BRIEF: Wherever a line holds the word "this", copy that line from the data.

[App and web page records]

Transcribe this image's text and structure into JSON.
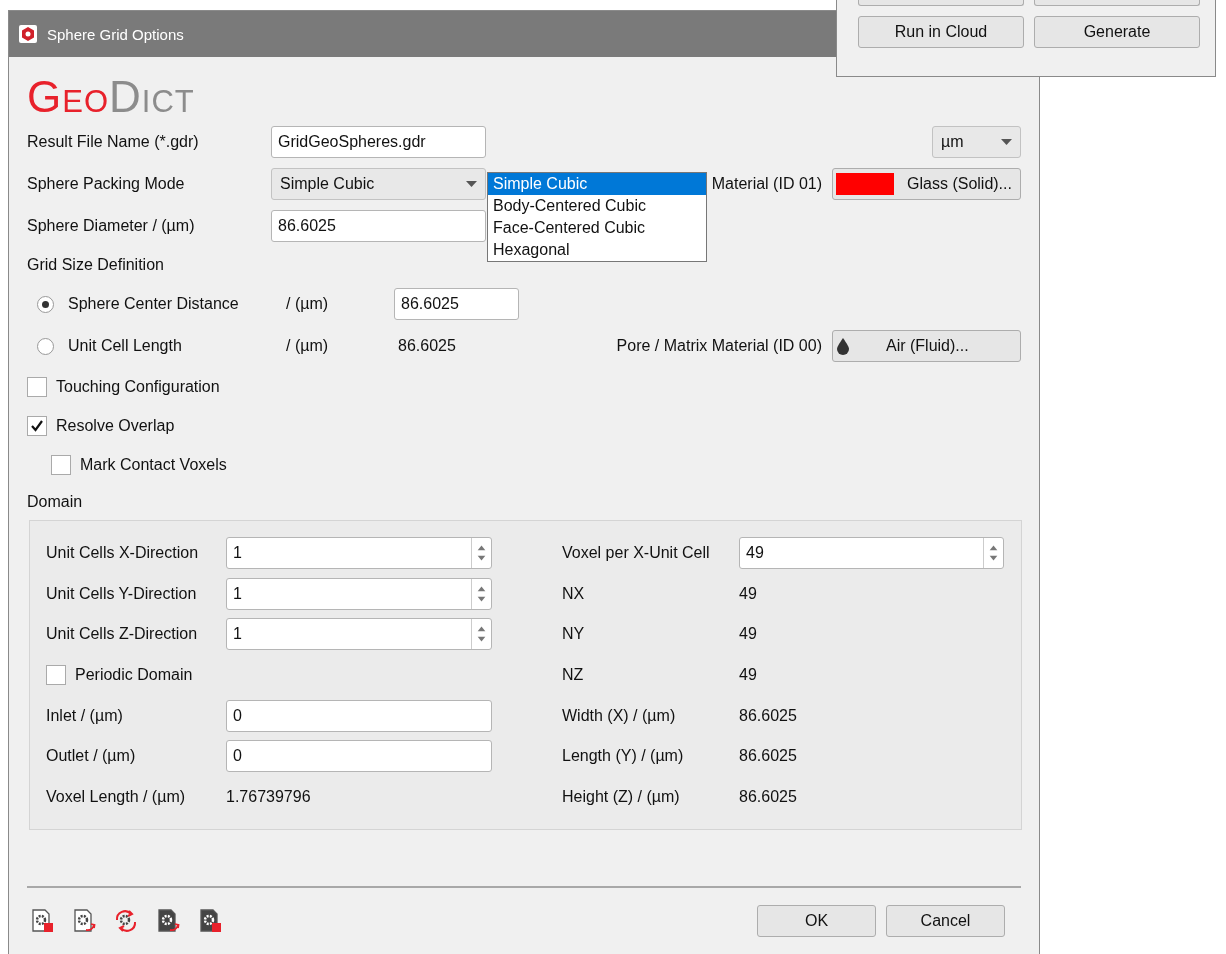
{
  "window": {
    "title": "Sphere Grid Options"
  },
  "background_window": {
    "buttons": [
      {
        "label": "Run in Cloud"
      },
      {
        "label": "Generate"
      }
    ]
  },
  "logo": {
    "first": "Geo",
    "second": "Dict"
  },
  "result_file": {
    "label": "Result File Name (*.gdr)",
    "value": "GridGeoSpheres.gdr"
  },
  "unit_select": {
    "value": "µm"
  },
  "packing_mode": {
    "label": "Sphere Packing Mode",
    "value": "Simple Cubic",
    "options": [
      {
        "label": "Simple Cubic",
        "selected": true
      },
      {
        "label": "Body-Centered Cubic",
        "selected": false
      },
      {
        "label": "Face-Centered Cubic",
        "selected": false
      },
      {
        "label": "Hexagonal",
        "selected": false
      }
    ]
  },
  "sphere_material": {
    "label": "Material (ID 01)",
    "value": "Glass (Solid)...",
    "color": "#ff0000"
  },
  "sphere_diameter": {
    "label": "Sphere Diameter / (µm)",
    "value": "86.6025"
  },
  "grid_size": {
    "title": "Grid Size Definition",
    "options": [
      {
        "label": "Sphere Center Distance",
        "unit": "/ (µm)",
        "value": "86.6025",
        "selected": true
      },
      {
        "label": "Unit Cell Length",
        "unit": "/ (µm)",
        "value": "86.6025",
        "selected": false
      }
    ]
  },
  "pore_material": {
    "label": "Pore / Matrix Material (ID 00)",
    "value": "Air (Fluid)..."
  },
  "checkboxes": [
    {
      "label": "Touching Configuration",
      "checked": false
    },
    {
      "label": "Resolve Overlap",
      "checked": true,
      "children": [
        {
          "label": "Mark Contact Voxels",
          "checked": false
        }
      ]
    }
  ],
  "domain": {
    "title": "Domain",
    "left": [
      {
        "kind": "spin",
        "label": "Unit Cells X-Direction",
        "value": "1"
      },
      {
        "kind": "spin",
        "label": "Unit Cells Y-Direction",
        "value": "1"
      },
      {
        "kind": "spin",
        "label": "Unit Cells Z-Direction",
        "value": "1"
      },
      {
        "kind": "checkbox",
        "label": "Periodic Domain",
        "checked": false
      },
      {
        "kind": "input",
        "label": "Inlet / (µm)",
        "value": "0"
      },
      {
        "kind": "input",
        "label": "Outlet / (µm)",
        "value": "0"
      },
      {
        "kind": "text",
        "label": "Voxel Length / (µm)",
        "value": "1.76739796"
      }
    ],
    "right": [
      {
        "kind": "spin",
        "label": "Voxel per X-Unit Cell",
        "value": "49"
      },
      {
        "kind": "text",
        "label": "NX",
        "value": "49"
      },
      {
        "kind": "text",
        "label": "NY",
        "value": "49"
      },
      {
        "kind": "text",
        "label": "NZ",
        "value": "49"
      },
      {
        "kind": "text",
        "label": "Width (X) / (µm)",
        "value": "86.6025"
      },
      {
        "kind": "text",
        "label": "Length (Y) / (µm)",
        "value": "86.6025"
      },
      {
        "kind": "text",
        "label": "Height (Z) / (µm)",
        "value": "86.6025"
      }
    ]
  },
  "buttons": [
    {
      "label": "OK"
    },
    {
      "label": "Cancel"
    }
  ]
}
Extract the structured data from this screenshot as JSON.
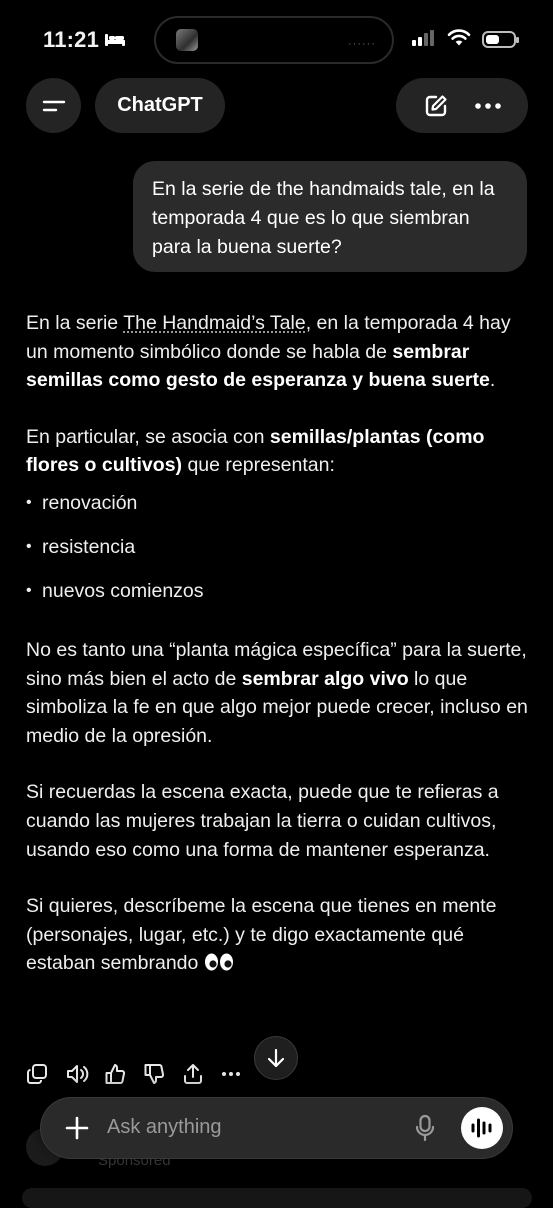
{
  "status_bar": {
    "time": "11:21"
  },
  "header": {
    "title": "ChatGPT"
  },
  "user_message": "En la serie de the handmaids tale, en la temporada 4 que es lo que siembran para la buena suerte?",
  "answer": {
    "p1_a": "En la serie ",
    "p1_link": "The Handmaid’s Tale",
    "p1_b": ", en la temporada 4 hay un momento simbólico donde se habla de ",
    "p1_bold": "sembrar semillas como gesto de esperanza y buena suerte",
    "p1_c": ".",
    "p2_a": "En particular, se asocia con ",
    "p2_bold": "semillas/plantas (como flores o cultivos)",
    "p2_b": " que representan:",
    "bullets": [
      "renovación",
      "resistencia",
      "nuevos comienzos"
    ],
    "p3_a": "No es tanto una “planta mágica específica” para la suerte, sino más bien el acto de ",
    "p3_bold": "sembrar algo vivo",
    "p3_b": " lo que simboliza la fe en que algo mejor puede crecer, incluso en medio de la opresión.",
    "p4": "Si recuerdas la escena exacta, puede que te refieras a cuando las mujeres trabajan la tierra o cuidan cultivos, usando eso como una forma de mantener esperanza.",
    "p5": "Si quieres, descríbeme la escena que tienes en mente (personajes, lugar, etc.) y te digo exactamente qué estaban sembrando"
  },
  "response_tools": [
    "copy-icon",
    "read-aloud-icon",
    "thumbs-up-icon",
    "thumbs-down-icon",
    "share-icon",
    "more-icon"
  ],
  "sponsored_label": "Sponsored",
  "composer": {
    "placeholder": "Ask anything"
  }
}
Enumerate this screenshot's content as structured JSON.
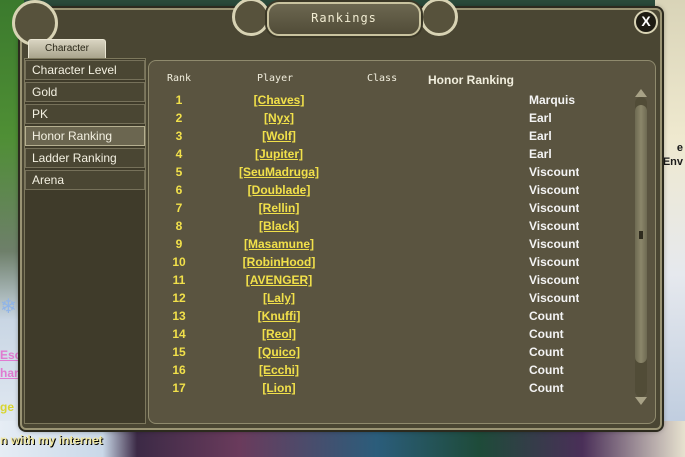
{
  "window": {
    "title": "Rankings",
    "close_label": "X"
  },
  "tab": {
    "label": "Character"
  },
  "sidebar": {
    "items": [
      {
        "label": "Character Level"
      },
      {
        "label": "Gold"
      },
      {
        "label": "PK"
      },
      {
        "label": "Honor Ranking",
        "active": true
      },
      {
        "label": "Ladder Ranking"
      },
      {
        "label": "Arena"
      }
    ]
  },
  "table": {
    "headers": {
      "rank": "Rank",
      "player": "Player",
      "class": "Class",
      "honor": "Honor Ranking"
    },
    "rows": [
      {
        "rank": "1",
        "player": "[Chaves]",
        "honor": "Marquis"
      },
      {
        "rank": "2",
        "player": "[Nyx]",
        "honor": "Earl"
      },
      {
        "rank": "3",
        "player": "[Wolf]",
        "honor": "Earl"
      },
      {
        "rank": "4",
        "player": "[Jupiter]",
        "honor": "Earl"
      },
      {
        "rank": "5",
        "player": "[SeuMadruga]",
        "honor": "Viscount"
      },
      {
        "rank": "6",
        "player": "[Doublade]",
        "honor": "Viscount"
      },
      {
        "rank": "7",
        "player": "[Rellin]",
        "honor": "Viscount"
      },
      {
        "rank": "8",
        "player": "[Black]",
        "honor": "Viscount"
      },
      {
        "rank": "9",
        "player": "[Masamune]",
        "honor": "Viscount"
      },
      {
        "rank": "10",
        "player": "[RobinHood]",
        "honor": "Viscount"
      },
      {
        "rank": "11",
        "player": "[AVENGER]",
        "honor": "Viscount"
      },
      {
        "rank": "12",
        "player": "[Laly]",
        "honor": "Viscount"
      },
      {
        "rank": "13",
        "player": "[Knuffi]",
        "honor": "Count"
      },
      {
        "rank": "14",
        "player": "[Reol]",
        "honor": "Count"
      },
      {
        "rank": "15",
        "player": "[Quico]",
        "honor": "Count"
      },
      {
        "rank": "16",
        "player": "[Ecchi]",
        "honor": "Count"
      },
      {
        "rank": "17",
        "player": "[Lion]",
        "honor": "Count"
      }
    ]
  },
  "background": {
    "left_fragments": [
      "Esc",
      "har",
      "ge"
    ],
    "right_fragments": [
      "e",
      "Env"
    ],
    "chat_message": "n with my internet"
  }
}
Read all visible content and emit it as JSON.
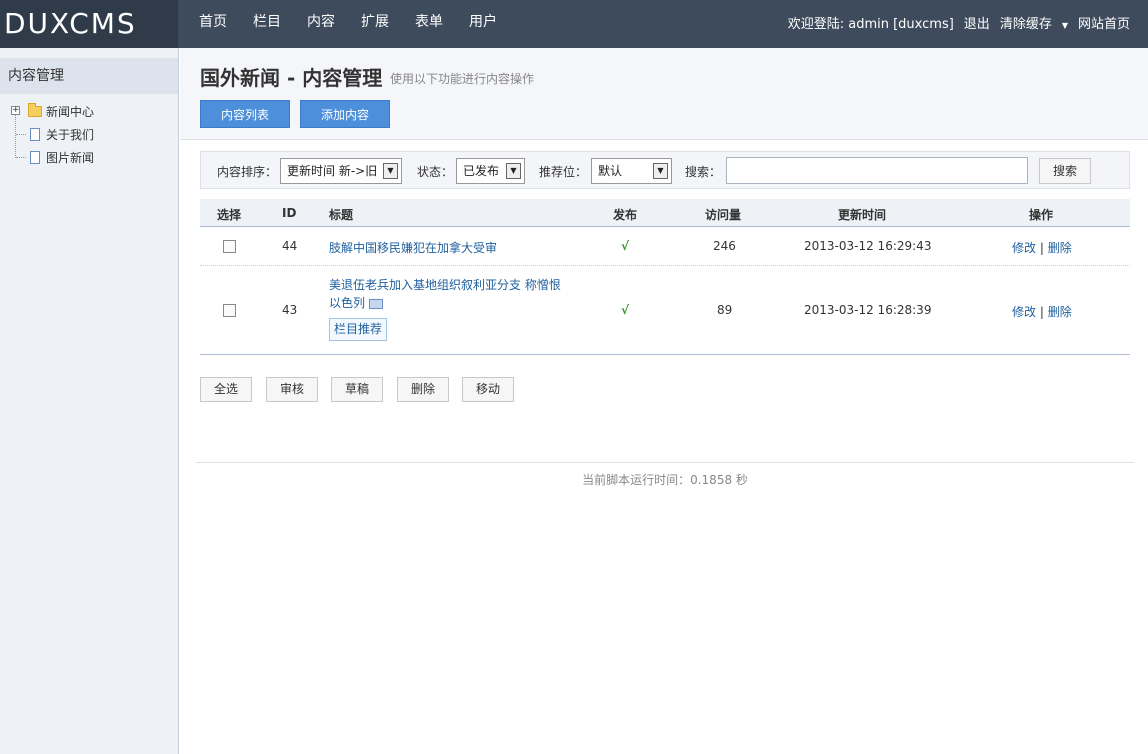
{
  "app": {
    "logo": "DUXCMS"
  },
  "nav": {
    "items": [
      "首页",
      "栏目",
      "内容",
      "扩展",
      "表单",
      "用户"
    ]
  },
  "userbar": {
    "welcome": "欢迎登陆: admin [duxcms]",
    "logout": "退出",
    "clear_cache": "清除缓存",
    "site_home": "网站首页"
  },
  "sidebar": {
    "title": "内容管理",
    "tree": [
      {
        "label": "新闻中心",
        "icon": "folder-icon"
      },
      {
        "label": "关于我们",
        "icon": "document-icon"
      },
      {
        "label": "图片新闻",
        "icon": "document-icon"
      }
    ]
  },
  "header": {
    "title": "国外新闻 - 内容管理",
    "subtitle": "使用以下功能进行内容操作",
    "tabs": [
      "内容列表",
      "添加内容"
    ]
  },
  "filter": {
    "sort_label": "内容排序：",
    "sort_value": "更新时间 新->旧",
    "status_label": "状态：",
    "status_value": "已发布",
    "position_label": "推荐位：",
    "position_value": "默认",
    "search_label": "搜索：",
    "search_placeholder": "",
    "search_button": "搜索"
  },
  "table": {
    "headers": [
      "选择",
      "ID",
      "标题",
      "发布",
      "访问量",
      "更新时间",
      "操作"
    ],
    "rows": [
      {
        "id": "44",
        "title": "肢解中国移民嫌犯在加拿大受审",
        "title2": "",
        "published": "√",
        "views": "246",
        "updated": "2013-03-12 16:29:43",
        "edit": "修改",
        "sep": "|",
        "delete": "删除",
        "tag": ""
      },
      {
        "id": "43",
        "title": "美退伍老兵加入基地组织叙利亚分支 称憎恨",
        "title2": "以色列",
        "published": "√",
        "views": "89",
        "updated": "2013-03-12 16:28:39",
        "edit": "修改",
        "sep": "|",
        "delete": "删除",
        "tag": "栏目推荐"
      }
    ]
  },
  "actions": [
    "全选",
    "审核",
    "草稿",
    "删除",
    "移动"
  ],
  "footer": {
    "runtime": "当前脚本运行时间：0.1858 秒"
  }
}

OUTPUT:
Transcribe this image's text and structure into JSON.
Extract the structured data from this screenshot as JSON.
Enumerate this screenshot's content as structured JSON.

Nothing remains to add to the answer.